— Task details —
For the word "this", state how many lines of the data include it. Respond with the number only.

Dataset rows for apps and sites:
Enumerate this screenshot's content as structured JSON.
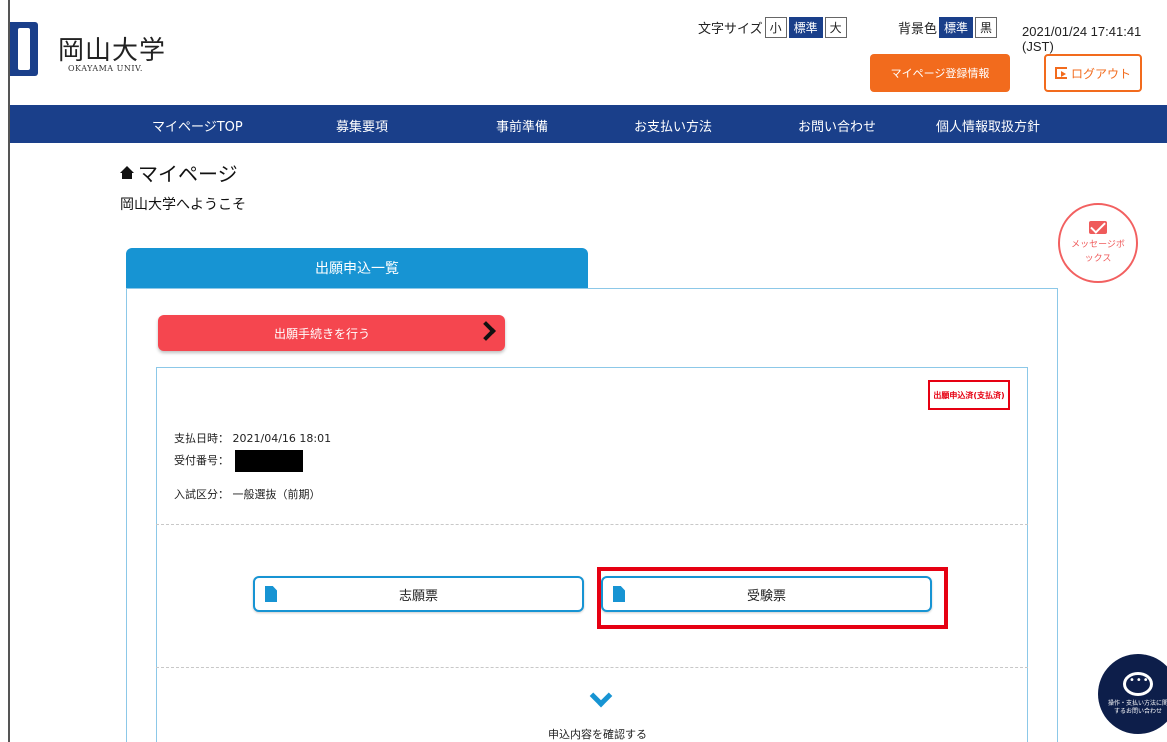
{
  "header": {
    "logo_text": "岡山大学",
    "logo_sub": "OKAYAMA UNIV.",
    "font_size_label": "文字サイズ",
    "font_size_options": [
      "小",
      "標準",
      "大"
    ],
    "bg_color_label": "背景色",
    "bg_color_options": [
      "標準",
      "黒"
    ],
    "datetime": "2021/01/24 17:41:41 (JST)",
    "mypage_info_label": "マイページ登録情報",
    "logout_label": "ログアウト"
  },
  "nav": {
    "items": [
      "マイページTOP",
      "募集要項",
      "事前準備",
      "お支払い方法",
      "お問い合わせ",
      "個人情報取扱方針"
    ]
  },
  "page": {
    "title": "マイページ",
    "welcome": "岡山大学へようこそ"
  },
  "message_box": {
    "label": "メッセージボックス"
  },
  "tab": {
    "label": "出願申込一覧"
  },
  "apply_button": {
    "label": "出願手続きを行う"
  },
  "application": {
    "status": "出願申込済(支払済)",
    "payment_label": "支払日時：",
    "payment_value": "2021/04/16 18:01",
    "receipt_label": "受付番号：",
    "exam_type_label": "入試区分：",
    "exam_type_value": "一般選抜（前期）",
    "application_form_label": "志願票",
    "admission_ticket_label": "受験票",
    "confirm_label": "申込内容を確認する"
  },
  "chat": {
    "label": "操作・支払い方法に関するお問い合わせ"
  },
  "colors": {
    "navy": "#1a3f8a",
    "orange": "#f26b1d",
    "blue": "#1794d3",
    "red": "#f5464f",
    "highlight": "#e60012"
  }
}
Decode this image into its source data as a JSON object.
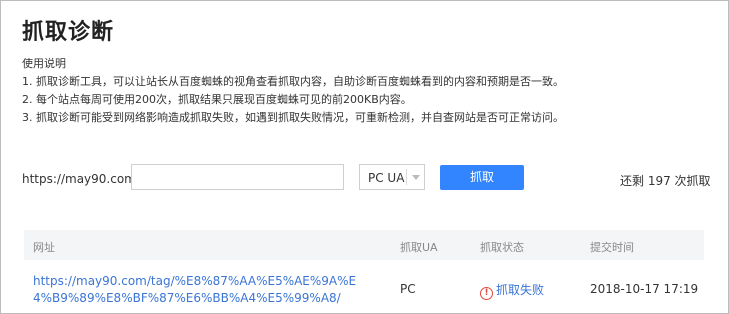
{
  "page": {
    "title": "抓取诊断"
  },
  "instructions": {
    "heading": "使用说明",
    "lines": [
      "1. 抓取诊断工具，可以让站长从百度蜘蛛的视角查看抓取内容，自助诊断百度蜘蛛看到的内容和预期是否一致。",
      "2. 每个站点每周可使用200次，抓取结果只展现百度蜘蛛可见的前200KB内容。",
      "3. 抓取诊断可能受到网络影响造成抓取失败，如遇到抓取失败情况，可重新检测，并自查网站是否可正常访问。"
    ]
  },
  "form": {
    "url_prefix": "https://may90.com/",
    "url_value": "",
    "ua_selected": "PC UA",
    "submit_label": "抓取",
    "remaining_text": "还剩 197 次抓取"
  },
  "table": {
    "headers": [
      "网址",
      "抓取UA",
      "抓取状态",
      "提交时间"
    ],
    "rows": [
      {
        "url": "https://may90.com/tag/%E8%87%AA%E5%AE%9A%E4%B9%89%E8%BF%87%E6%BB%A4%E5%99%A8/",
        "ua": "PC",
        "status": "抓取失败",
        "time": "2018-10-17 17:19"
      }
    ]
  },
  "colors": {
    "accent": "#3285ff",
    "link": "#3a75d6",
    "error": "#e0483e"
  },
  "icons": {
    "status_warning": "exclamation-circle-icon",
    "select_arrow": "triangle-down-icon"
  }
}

— Task output —
2